TASK TO CARRY OUT: Report each line from the entries in which "HTTP" can be found.
----- MATERIAL SUPPLIED -----
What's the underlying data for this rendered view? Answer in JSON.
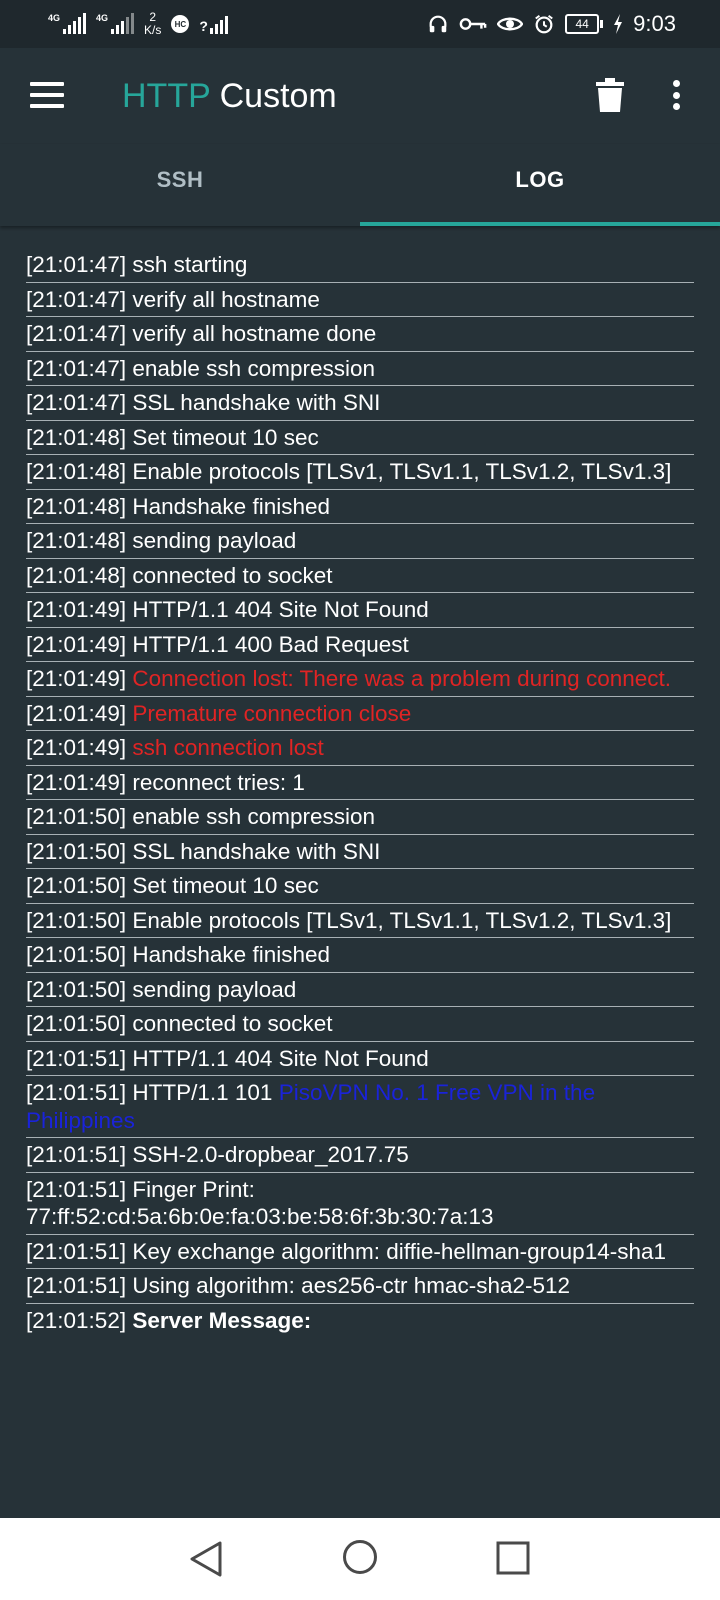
{
  "status_bar": {
    "sim1_label": "4G",
    "sim2_label": "4G",
    "speed_value": "2",
    "speed_unit": "K/s",
    "app_badge": "HC",
    "wifi_label": "?",
    "battery": "44",
    "time": "9:03",
    "icons": [
      "headphones-icon",
      "key-icon",
      "eye-icon",
      "alarm-icon",
      "battery-icon",
      "charging-icon"
    ]
  },
  "app_bar": {
    "title_accent": "HTTP",
    "title_rest": " Custom",
    "icons": [
      "menu-icon",
      "trash-icon",
      "more-vert-icon"
    ]
  },
  "tabs": [
    {
      "label": "SSH",
      "active": false
    },
    {
      "label": "LOG",
      "active": true
    }
  ],
  "colors": {
    "background": "#263238",
    "accent": "#26a69a",
    "error": "#e02424",
    "link": "#1a23d9"
  },
  "log": [
    {
      "time": "[21:01:47]",
      "text": "ssh starting"
    },
    {
      "time": "[21:01:47]",
      "text": "verify all hostname"
    },
    {
      "time": "[21:01:47]",
      "text": "verify all hostname done"
    },
    {
      "time": "[21:01:47]",
      "text": "enable ssh compression"
    },
    {
      "time": "[21:01:47]",
      "text": "SSL handshake with SNI"
    },
    {
      "time": "[21:01:48]",
      "text": "Set timeout 10 sec"
    },
    {
      "time": "[21:01:48]",
      "text": "Enable protocols [TLSv1, TLSv1.1, TLSv1.2, TLSv1.3]"
    },
    {
      "time": "[21:01:48]",
      "text": "Handshake finished"
    },
    {
      "time": "[21:01:48]",
      "text": "sending payload"
    },
    {
      "time": "[21:01:48]",
      "text": "connected to socket"
    },
    {
      "time": "[21:01:49]",
      "text": "HTTP/1.1 404 Site Not Found"
    },
    {
      "time": "[21:01:49]",
      "text": "HTTP/1.1 400 Bad Request"
    },
    {
      "time": "[21:01:49]",
      "text": "",
      "highlight": "Connection lost: There was a problem during connect.",
      "style": "red"
    },
    {
      "time": "[21:01:49]",
      "text": "",
      "highlight": "Premature connection close",
      "style": "red"
    },
    {
      "time": "[21:01:49]",
      "text": "",
      "highlight": "ssh connection lost",
      "style": "red"
    },
    {
      "time": "[21:01:49]",
      "text": "reconnect tries: 1"
    },
    {
      "time": "[21:01:50]",
      "text": "enable ssh compression"
    },
    {
      "time": "[21:01:50]",
      "text": "SSL handshake with SNI"
    },
    {
      "time": "[21:01:50]",
      "text": "Set timeout 10 sec"
    },
    {
      "time": "[21:01:50]",
      "text": "Enable protocols [TLSv1, TLSv1.1, TLSv1.2, TLSv1.3]"
    },
    {
      "time": "[21:01:50]",
      "text": "Handshake finished"
    },
    {
      "time": "[21:01:50]",
      "text": "sending payload"
    },
    {
      "time": "[21:01:50]",
      "text": "connected to socket"
    },
    {
      "time": "[21:01:51]",
      "text": "HTTP/1.1 404 Site Not Found"
    },
    {
      "time": "[21:01:51]",
      "text": "HTTP/1.1 101",
      "highlight": "PisoVPN No. 1 Free VPN in the Philippines",
      "style": "blue"
    },
    {
      "time": "[21:01:51]",
      "text": "SSH-2.0-dropbear_2017.75"
    },
    {
      "time": "[21:01:51]",
      "text": "Finger Print: 77:ff:52:cd:5a:6b:0e:fa:03:be:58:6f:3b:30:7a:13"
    },
    {
      "time": "[21:01:51]",
      "text": "Key exchange algorithm: diffie-hellman-group14-sha1"
    },
    {
      "time": "[21:01:51]",
      "text": "Using algorithm: aes256-ctr hmac-sha2-512"
    },
    {
      "time": "[21:01:52]",
      "text": "",
      "highlight": "Server Message:",
      "style": "bold"
    }
  ],
  "nav_bar": {
    "icons": [
      "back-icon",
      "home-icon",
      "recents-icon"
    ]
  }
}
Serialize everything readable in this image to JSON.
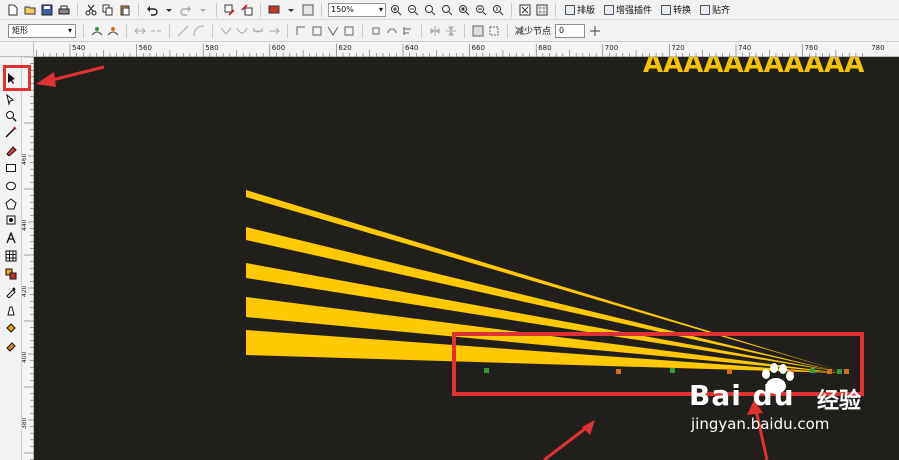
{
  "toolbar": {
    "zoom_value": "150%",
    "layout_label": "排版",
    "plugin_label": "增强插件",
    "convert_label": "转换",
    "align_label": "贴齐"
  },
  "property_bar": {
    "object_type": "矩形",
    "reduce_nodes_label": "减少节点",
    "reduce_nodes_value": "0"
  },
  "ruler_top": {
    "ticks": [
      "540",
      "560",
      "580",
      "600",
      "620",
      "640",
      "660",
      "680",
      "700",
      "720",
      "740",
      "760",
      "780"
    ]
  },
  "ruler_left": {
    "ticks": [
      "460",
      "440",
      "420",
      "400",
      "380"
    ]
  },
  "canvas": {
    "background_color": "#211f1c",
    "shape_color": "#ffc800",
    "banner_text": "AAAAAAAAAAA"
  },
  "annotations": {
    "color": "#e03232"
  },
  "watermark": {
    "logo_text": "Bai du",
    "brand_cn": "经验",
    "url": "jingyan.baidu.com"
  }
}
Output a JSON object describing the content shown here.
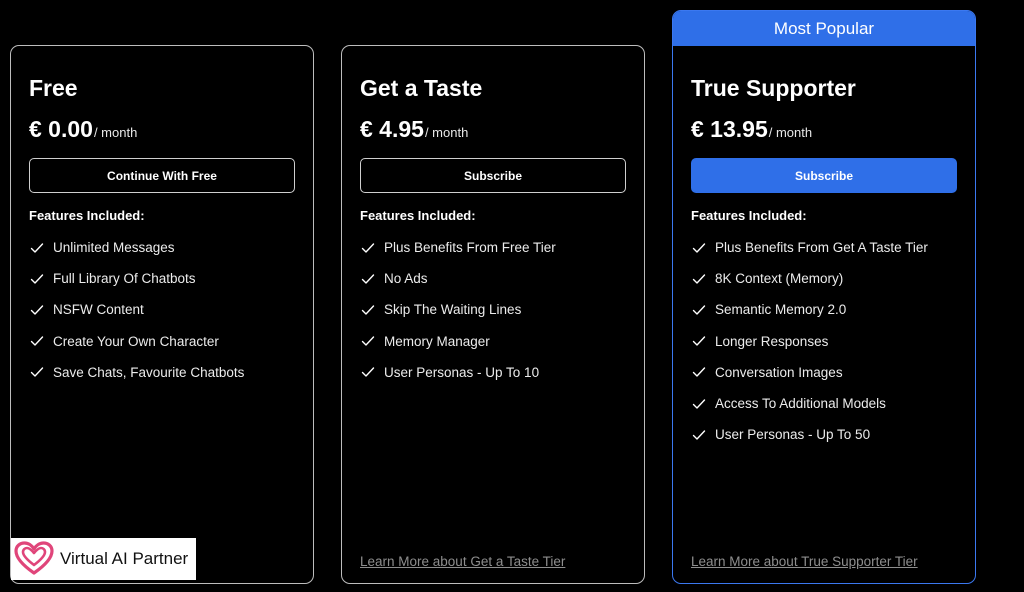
{
  "colors": {
    "background": "#000000",
    "accent": "#2f6fe8",
    "border": "#bdbdbd",
    "link": "#8e8e8e",
    "logo_heart": "#e0457a"
  },
  "plans": [
    {
      "title": "Free",
      "price": "€ 0.00",
      "period": "/ month",
      "cta": "Continue With Free",
      "features_heading": "Features Included:",
      "features": [
        "Unlimited Messages",
        "Full Library Of Chatbots",
        "NSFW Content",
        "Create Your Own Character",
        "Save Chats, Favourite Chatbots"
      ]
    },
    {
      "title": "Get a Taste",
      "price": "€ 4.95",
      "period": "/ month",
      "cta": "Subscribe",
      "features_heading": "Features Included:",
      "features": [
        "Plus Benefits From Free Tier",
        "No Ads",
        "Skip The Waiting Lines",
        "Memory Manager",
        "User Personas - Up To 10"
      ],
      "learn_more": "Learn More about Get a Taste Tier"
    },
    {
      "badge": "Most Popular",
      "title": "True Supporter",
      "price": "€ 13.95",
      "period": "/ month",
      "cta": "Subscribe",
      "features_heading": "Features Included:",
      "features": [
        "Plus Benefits From Get A Taste Tier",
        "8K Context (Memory)",
        "Semantic Memory 2.0",
        "Longer Responses",
        "Conversation Images",
        "Access To Additional Models",
        "User Personas - Up To 50"
      ],
      "learn_more": "Learn More about True Supporter Tier"
    }
  ],
  "logo": {
    "text": "Virtual AI Partner",
    "icon": "heart-icon"
  },
  "icons": {
    "feature_check": "check-icon"
  }
}
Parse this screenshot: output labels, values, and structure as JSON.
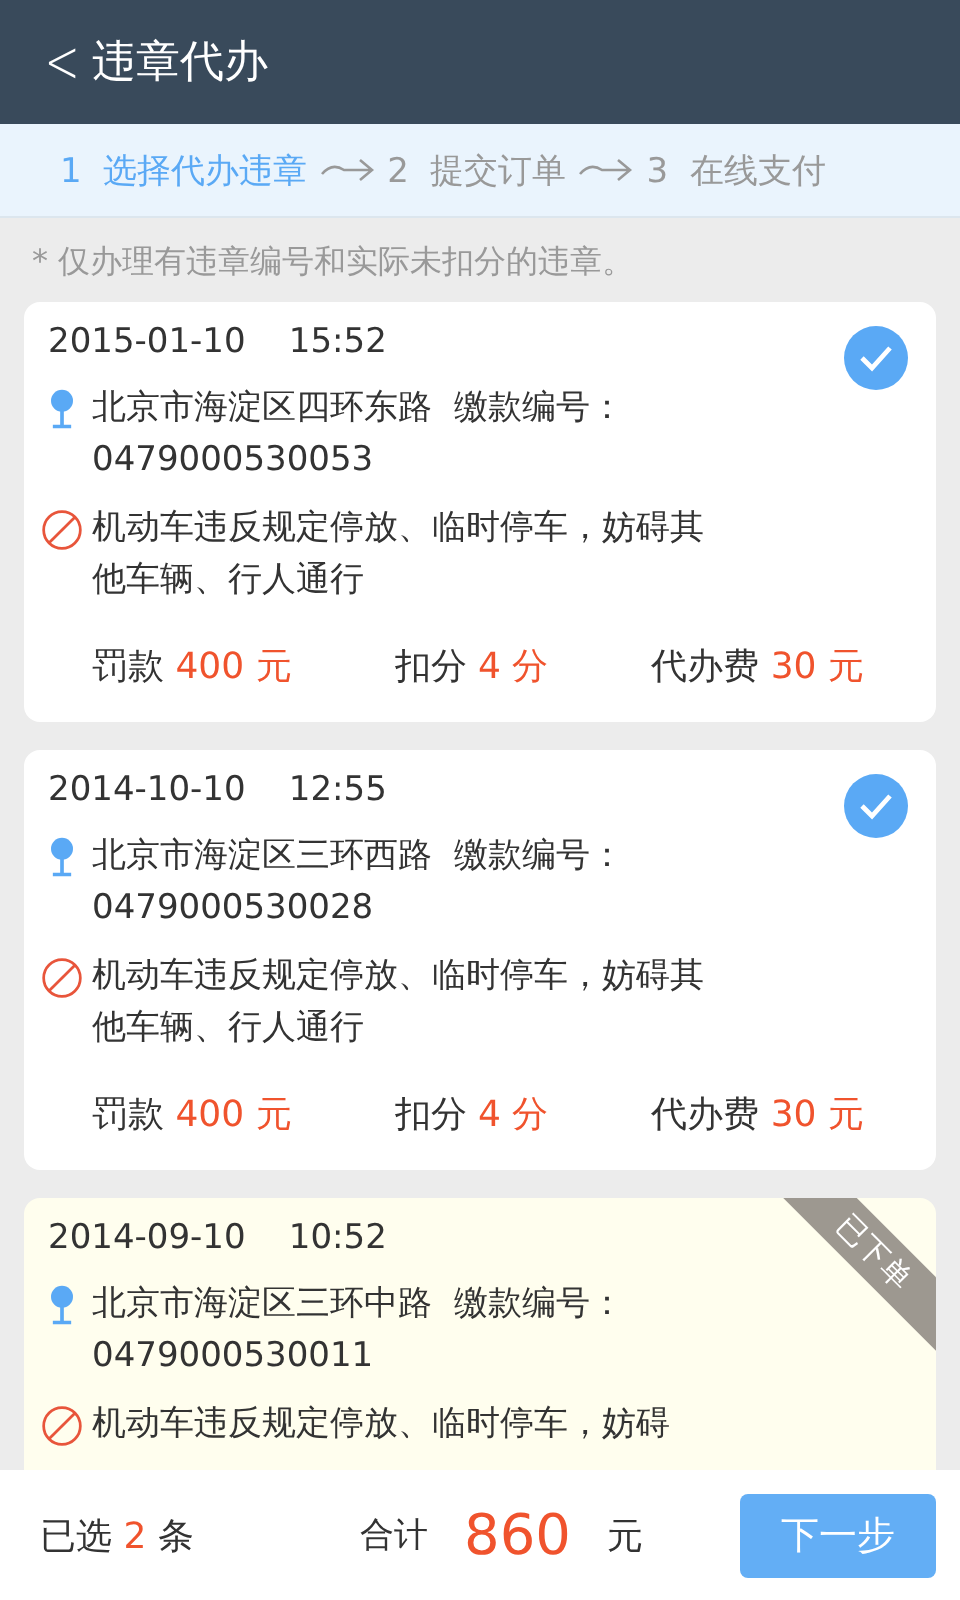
{
  "header": {
    "back": "<",
    "title": "违章代办"
  },
  "steps": [
    {
      "label": "1  选择代办违章",
      "selected": true
    },
    {
      "label": "2  提交订单",
      "selected": false
    },
    {
      "label": "3  在线支付",
      "selected": false
    }
  ],
  "note": "* 仅办理有违章编号和实际未扣分的违章。",
  "violations": [
    {
      "kind": "selectable",
      "checked": true,
      "datetime": "2015-01-10    15:52",
      "location": "北京市海淀区四环东路  缴款编号：",
      "number": "0479000530053",
      "description": "机动车违反规定停放、临时停车，妨碍其他车辆、行人通行",
      "fees": [
        {
          "label": "罚款",
          "value": "400 元"
        },
        {
          "label": "扣分",
          "value": "4 分"
        },
        {
          "label": "代办费",
          "value": "30 元"
        }
      ]
    },
    {
      "kind": "selectable",
      "checked": true,
      "datetime": "2014-10-10    12:55",
      "location": "北京市海淀区三环西路  缴款编号：",
      "number": "0479000530028",
      "description": "机动车违反规定停放、临时停车，妨碍其他车辆、行人通行",
      "fees": [
        {
          "label": "罚款",
          "value": "400 元"
        },
        {
          "label": "扣分",
          "value": "4 分"
        },
        {
          "label": "代办费",
          "value": "30 元"
        }
      ]
    },
    {
      "kind": "ordered",
      "badge": "已下单",
      "datetime": "2014-09-10    10:52",
      "location": "北京市海淀区三环中路  缴款编号：",
      "number": "0479000530011",
      "description": "机动车违反规定停放、临时停车，妨碍"
    }
  ],
  "footer": {
    "selected_prefix": "已选",
    "selected_count": "2",
    "selected_suffix": "条",
    "total_label": "合计",
    "total": "860",
    "total_unit": "元",
    "next_button": "下一步"
  }
}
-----
TASK RESPONSE:
    "title_accent": "HTTP",
      "text": "HTTP/1.1 404 Site Not Found"
      "text": "HTTP/1.1 400 Bad Request"
      "text": "HTTP/1.1 404 Site Not Found"
      "text": "HTTP/1.1 101",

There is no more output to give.